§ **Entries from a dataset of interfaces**
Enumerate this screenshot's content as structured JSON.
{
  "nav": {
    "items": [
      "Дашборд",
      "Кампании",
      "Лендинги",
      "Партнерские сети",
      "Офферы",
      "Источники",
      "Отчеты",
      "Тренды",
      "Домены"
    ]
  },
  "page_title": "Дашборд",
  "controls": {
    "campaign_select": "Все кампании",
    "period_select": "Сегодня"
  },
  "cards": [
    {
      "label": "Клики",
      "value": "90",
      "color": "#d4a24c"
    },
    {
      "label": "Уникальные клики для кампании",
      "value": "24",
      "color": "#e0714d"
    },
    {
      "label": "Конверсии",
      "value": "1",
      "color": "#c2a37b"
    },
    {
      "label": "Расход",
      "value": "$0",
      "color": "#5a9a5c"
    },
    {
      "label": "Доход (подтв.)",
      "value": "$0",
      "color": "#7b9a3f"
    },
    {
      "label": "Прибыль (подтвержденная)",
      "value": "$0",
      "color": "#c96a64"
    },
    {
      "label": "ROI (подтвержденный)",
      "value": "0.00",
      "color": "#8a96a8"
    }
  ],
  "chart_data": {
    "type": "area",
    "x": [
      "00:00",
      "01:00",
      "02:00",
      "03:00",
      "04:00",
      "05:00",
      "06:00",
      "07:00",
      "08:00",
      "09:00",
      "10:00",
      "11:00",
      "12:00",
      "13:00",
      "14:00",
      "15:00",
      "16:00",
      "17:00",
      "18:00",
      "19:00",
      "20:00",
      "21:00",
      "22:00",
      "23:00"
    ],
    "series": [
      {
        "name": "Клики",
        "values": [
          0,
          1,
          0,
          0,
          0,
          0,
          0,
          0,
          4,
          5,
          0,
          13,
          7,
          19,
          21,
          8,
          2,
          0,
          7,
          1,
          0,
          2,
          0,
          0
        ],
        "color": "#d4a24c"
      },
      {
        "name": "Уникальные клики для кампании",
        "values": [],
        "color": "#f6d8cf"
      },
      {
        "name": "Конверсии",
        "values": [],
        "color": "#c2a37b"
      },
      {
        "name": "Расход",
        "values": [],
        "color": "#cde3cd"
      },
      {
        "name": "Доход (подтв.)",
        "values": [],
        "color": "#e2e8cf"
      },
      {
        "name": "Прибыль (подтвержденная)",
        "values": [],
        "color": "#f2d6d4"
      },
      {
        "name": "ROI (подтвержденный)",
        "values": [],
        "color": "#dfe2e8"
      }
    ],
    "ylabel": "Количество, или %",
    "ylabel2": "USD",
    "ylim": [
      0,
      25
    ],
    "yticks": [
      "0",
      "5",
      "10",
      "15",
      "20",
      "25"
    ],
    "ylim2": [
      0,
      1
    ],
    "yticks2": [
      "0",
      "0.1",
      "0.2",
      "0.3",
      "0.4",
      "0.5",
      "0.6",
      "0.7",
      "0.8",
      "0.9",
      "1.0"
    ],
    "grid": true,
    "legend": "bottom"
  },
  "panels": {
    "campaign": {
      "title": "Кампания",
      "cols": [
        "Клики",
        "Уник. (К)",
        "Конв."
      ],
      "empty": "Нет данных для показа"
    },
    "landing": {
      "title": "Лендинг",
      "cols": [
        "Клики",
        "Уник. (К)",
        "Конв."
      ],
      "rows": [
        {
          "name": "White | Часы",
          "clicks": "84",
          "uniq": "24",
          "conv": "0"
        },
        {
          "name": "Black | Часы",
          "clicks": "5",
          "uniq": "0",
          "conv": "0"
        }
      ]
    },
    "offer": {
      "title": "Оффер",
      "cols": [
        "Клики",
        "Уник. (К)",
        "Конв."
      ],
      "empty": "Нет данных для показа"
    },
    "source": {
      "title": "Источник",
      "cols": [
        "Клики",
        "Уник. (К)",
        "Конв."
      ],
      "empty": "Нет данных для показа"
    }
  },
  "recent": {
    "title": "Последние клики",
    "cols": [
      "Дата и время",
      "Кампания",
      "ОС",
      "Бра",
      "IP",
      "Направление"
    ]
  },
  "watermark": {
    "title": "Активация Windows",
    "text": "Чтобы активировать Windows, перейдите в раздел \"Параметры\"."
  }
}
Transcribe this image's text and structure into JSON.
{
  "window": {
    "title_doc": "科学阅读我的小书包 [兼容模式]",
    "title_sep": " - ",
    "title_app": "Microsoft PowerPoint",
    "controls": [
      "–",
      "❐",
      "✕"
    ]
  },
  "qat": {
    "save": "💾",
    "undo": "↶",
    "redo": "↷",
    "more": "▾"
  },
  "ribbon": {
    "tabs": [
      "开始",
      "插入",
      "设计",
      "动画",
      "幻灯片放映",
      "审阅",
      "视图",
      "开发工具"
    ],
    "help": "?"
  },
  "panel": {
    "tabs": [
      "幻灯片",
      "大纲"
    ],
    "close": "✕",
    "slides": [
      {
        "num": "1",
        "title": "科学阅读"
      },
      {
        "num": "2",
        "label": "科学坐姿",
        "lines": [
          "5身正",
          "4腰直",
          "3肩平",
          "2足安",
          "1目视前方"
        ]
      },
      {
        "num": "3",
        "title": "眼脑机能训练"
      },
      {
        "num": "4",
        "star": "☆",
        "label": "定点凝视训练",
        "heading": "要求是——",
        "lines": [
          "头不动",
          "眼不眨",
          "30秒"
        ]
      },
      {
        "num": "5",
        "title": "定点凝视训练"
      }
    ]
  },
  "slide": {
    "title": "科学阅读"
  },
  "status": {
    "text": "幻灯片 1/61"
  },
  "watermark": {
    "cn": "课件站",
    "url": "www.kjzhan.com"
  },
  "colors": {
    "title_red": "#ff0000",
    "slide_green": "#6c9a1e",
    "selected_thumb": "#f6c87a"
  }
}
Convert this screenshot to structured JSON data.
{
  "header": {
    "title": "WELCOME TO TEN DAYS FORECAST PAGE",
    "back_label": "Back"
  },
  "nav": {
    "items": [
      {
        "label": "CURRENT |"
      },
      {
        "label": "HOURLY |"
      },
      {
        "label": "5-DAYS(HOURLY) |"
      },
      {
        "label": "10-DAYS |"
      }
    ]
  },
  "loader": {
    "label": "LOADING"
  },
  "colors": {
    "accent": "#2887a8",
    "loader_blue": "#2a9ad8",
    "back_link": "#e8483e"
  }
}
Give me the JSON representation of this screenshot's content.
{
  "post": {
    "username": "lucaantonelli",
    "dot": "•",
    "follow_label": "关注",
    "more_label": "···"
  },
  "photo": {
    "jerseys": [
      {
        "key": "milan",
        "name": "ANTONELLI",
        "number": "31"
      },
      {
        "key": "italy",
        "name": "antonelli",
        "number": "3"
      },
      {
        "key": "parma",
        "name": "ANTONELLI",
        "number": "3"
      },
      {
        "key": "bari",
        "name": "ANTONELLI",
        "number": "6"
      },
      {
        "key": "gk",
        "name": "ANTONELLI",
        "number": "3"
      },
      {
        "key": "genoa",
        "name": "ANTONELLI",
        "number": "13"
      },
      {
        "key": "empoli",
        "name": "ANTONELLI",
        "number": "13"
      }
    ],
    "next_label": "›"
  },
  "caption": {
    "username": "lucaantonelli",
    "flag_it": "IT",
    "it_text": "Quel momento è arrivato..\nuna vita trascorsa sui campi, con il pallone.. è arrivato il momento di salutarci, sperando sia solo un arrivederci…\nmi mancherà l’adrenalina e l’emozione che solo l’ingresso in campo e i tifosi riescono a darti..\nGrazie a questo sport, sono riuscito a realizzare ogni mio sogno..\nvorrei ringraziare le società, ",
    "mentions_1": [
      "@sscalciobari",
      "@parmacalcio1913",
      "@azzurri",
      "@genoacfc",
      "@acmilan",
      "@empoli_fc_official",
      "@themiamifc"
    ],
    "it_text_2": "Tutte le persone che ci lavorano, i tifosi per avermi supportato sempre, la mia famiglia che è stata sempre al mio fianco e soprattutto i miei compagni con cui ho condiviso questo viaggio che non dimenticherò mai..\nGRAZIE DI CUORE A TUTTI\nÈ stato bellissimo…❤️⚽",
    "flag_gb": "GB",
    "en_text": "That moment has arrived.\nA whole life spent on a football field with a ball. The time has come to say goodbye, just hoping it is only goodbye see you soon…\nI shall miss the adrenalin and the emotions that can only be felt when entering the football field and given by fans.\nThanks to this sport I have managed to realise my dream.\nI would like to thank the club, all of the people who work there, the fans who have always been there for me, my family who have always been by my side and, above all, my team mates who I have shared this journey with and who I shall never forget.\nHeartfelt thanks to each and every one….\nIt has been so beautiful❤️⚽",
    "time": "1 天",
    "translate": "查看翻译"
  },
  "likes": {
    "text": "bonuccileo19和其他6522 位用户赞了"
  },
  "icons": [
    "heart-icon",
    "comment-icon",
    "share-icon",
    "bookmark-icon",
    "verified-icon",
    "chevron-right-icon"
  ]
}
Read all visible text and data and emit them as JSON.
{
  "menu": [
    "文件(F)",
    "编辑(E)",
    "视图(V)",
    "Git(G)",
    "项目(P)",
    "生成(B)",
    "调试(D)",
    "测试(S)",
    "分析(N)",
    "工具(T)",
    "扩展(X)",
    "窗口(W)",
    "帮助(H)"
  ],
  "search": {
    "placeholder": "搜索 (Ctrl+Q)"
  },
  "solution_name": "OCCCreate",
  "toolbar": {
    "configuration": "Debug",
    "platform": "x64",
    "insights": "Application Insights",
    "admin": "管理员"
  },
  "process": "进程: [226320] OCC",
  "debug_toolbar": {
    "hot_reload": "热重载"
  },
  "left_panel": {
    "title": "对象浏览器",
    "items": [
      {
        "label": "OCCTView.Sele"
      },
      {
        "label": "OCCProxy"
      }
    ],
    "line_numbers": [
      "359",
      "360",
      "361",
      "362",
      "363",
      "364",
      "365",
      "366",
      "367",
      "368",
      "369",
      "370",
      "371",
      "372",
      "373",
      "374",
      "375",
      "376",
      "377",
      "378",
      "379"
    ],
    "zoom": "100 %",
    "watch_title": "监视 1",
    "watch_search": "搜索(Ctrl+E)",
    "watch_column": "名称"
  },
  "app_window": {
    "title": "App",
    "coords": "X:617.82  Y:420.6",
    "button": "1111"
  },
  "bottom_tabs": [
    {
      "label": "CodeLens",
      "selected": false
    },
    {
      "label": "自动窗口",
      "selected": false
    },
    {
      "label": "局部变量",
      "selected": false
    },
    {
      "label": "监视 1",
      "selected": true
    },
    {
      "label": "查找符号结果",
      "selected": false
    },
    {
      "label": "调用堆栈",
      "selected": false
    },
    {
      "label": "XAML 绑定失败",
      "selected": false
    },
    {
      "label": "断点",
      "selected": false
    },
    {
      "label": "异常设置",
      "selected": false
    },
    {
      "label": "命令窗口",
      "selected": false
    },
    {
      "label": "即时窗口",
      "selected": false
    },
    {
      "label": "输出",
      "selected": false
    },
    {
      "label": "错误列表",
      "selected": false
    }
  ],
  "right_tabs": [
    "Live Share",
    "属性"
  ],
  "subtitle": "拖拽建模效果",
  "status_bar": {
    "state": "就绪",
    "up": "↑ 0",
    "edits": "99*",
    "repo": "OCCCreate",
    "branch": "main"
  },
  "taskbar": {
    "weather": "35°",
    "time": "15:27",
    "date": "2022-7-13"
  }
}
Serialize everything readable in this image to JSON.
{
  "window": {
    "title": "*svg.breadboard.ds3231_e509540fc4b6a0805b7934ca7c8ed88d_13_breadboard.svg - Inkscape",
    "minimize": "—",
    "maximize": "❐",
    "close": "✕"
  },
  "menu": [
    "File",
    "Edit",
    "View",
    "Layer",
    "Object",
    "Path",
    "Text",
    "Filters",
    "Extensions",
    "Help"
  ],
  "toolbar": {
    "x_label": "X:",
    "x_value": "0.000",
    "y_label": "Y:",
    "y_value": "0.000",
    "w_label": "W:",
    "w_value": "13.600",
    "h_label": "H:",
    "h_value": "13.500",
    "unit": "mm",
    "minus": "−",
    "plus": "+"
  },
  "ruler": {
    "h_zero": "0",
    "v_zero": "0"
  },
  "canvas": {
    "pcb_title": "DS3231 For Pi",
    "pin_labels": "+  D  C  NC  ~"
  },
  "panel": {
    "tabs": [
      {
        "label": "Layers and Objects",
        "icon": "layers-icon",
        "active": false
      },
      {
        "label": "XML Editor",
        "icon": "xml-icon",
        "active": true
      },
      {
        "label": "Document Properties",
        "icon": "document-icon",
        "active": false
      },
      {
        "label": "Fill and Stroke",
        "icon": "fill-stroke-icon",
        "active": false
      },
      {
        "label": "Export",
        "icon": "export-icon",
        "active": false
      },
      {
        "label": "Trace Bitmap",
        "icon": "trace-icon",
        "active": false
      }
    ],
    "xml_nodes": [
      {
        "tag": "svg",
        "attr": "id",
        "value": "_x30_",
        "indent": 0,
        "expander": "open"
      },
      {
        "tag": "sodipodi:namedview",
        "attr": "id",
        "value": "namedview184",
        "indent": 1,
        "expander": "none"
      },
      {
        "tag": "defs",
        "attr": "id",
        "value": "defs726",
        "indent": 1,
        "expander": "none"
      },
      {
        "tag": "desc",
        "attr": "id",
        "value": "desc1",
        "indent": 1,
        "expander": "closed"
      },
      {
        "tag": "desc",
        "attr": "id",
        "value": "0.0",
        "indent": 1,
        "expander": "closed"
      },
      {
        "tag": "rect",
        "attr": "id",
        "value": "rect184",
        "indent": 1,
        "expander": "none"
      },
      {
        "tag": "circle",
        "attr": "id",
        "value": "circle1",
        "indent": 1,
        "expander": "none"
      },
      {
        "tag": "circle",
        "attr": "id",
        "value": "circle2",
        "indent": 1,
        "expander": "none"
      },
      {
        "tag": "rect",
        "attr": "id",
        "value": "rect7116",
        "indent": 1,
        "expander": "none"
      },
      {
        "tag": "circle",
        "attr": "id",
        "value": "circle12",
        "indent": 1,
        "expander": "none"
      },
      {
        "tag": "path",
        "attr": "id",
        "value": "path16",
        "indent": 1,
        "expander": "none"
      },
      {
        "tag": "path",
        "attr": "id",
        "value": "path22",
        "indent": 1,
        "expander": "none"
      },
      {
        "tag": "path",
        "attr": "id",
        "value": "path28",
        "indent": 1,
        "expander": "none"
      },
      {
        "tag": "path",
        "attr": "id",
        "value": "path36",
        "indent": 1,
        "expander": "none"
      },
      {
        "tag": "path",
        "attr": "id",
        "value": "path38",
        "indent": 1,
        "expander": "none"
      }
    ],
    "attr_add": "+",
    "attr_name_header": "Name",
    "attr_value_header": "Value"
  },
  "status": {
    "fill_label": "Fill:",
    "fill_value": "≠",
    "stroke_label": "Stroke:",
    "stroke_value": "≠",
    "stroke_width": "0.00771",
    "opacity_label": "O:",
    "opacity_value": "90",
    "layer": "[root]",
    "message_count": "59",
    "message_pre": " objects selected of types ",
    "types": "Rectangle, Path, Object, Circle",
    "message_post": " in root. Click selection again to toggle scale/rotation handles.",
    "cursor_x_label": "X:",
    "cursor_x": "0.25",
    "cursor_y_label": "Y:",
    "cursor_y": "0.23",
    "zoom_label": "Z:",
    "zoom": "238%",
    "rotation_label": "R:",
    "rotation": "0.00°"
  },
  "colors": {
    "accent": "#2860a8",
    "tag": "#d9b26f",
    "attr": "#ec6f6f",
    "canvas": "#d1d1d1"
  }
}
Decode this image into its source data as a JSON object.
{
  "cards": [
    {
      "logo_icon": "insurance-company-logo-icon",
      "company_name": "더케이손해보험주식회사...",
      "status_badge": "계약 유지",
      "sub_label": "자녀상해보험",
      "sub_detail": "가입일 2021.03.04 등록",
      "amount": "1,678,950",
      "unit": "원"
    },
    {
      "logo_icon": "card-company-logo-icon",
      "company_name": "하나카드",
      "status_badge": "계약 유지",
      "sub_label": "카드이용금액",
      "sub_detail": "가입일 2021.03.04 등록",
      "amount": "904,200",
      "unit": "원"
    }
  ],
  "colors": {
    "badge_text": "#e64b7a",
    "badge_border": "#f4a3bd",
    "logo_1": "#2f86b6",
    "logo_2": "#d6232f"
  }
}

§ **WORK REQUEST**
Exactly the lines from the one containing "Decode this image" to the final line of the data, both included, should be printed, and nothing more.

§ **RESULT OF THE TASK**
Decode this image into its source data as a JSON object.
{
  "cards": [
    {
      "logo_icon": "insurance-company-logo-icon",
      "company_name": "더케이손해보험주식회사...",
      "status_badge": "계약 유지",
      "sub_label": "자녀상해보험",
      "sub_detail": "가입일 2021.03.04 등록",
      "amount": "1,678,950",
      "unit": "원"
    },
    {
      "logo_icon": "card-company-logo-icon",
      "company_name": "하나카드",
      "status_badge": "계약 유지",
      "sub_label": "카드이용금액",
      "sub_detail": "가입일 2021.03.04 등록",
      "amount": "904,200",
      "unit": "원"
    }
  ],
  "colors": {
    "badge_text": "#e64b7a",
    "badge_border": "#f4a3bd",
    "logo_1": "#2f86b6",
    "logo_2": "#d6232f"
  }
}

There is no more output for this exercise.